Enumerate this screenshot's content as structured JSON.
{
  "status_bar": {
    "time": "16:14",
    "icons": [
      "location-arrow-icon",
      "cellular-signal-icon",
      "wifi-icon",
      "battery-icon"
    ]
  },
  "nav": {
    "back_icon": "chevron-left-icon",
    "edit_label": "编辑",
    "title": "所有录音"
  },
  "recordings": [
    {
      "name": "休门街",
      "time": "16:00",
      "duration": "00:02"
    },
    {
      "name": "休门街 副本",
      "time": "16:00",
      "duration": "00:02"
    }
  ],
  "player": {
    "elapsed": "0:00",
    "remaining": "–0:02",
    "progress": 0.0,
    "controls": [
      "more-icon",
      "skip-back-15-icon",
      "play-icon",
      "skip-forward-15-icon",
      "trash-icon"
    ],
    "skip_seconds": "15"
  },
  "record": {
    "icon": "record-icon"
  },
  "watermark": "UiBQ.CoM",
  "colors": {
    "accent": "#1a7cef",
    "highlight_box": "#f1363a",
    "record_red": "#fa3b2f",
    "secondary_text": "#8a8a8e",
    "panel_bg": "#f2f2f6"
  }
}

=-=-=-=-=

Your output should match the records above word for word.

Enumerate this screenshot's content as structured JSON.
{
  "status_bar": {
    "time": "16:14",
    "icons": [
      "location-arrow-icon",
      "cellular-signal-icon",
      "wifi-icon",
      "battery-icon"
    ]
  },
  "nav": {
    "back_icon": "chevron-left-icon",
    "edit_label": "编辑",
    "title": "所有录音"
  },
  "recordings": [
    {
      "name": "休门街",
      "time": "16:00",
      "duration": "00:02"
    },
    {
      "name": "休门街 副本",
      "time": "16:00",
      "duration": "00:02"
    }
  ],
  "player": {
    "elapsed": "0:00",
    "remaining": "–0:02",
    "progress": 0.0,
    "controls": [
      "more-icon",
      "skip-back-15-icon",
      "play-icon",
      "skip-forward-15-icon",
      "trash-icon"
    ],
    "skip_seconds": "15"
  },
  "record": {
    "icon": "record-icon"
  },
  "watermark": "UiBQ.CoM",
  "colors": {
    "accent": "#1a7cef",
    "highlight_box": "#f1363a",
    "record_red": "#fa3b2f",
    "secondary_text": "#8a8a8e",
    "panel_bg": "#f2f2f6"
  }
}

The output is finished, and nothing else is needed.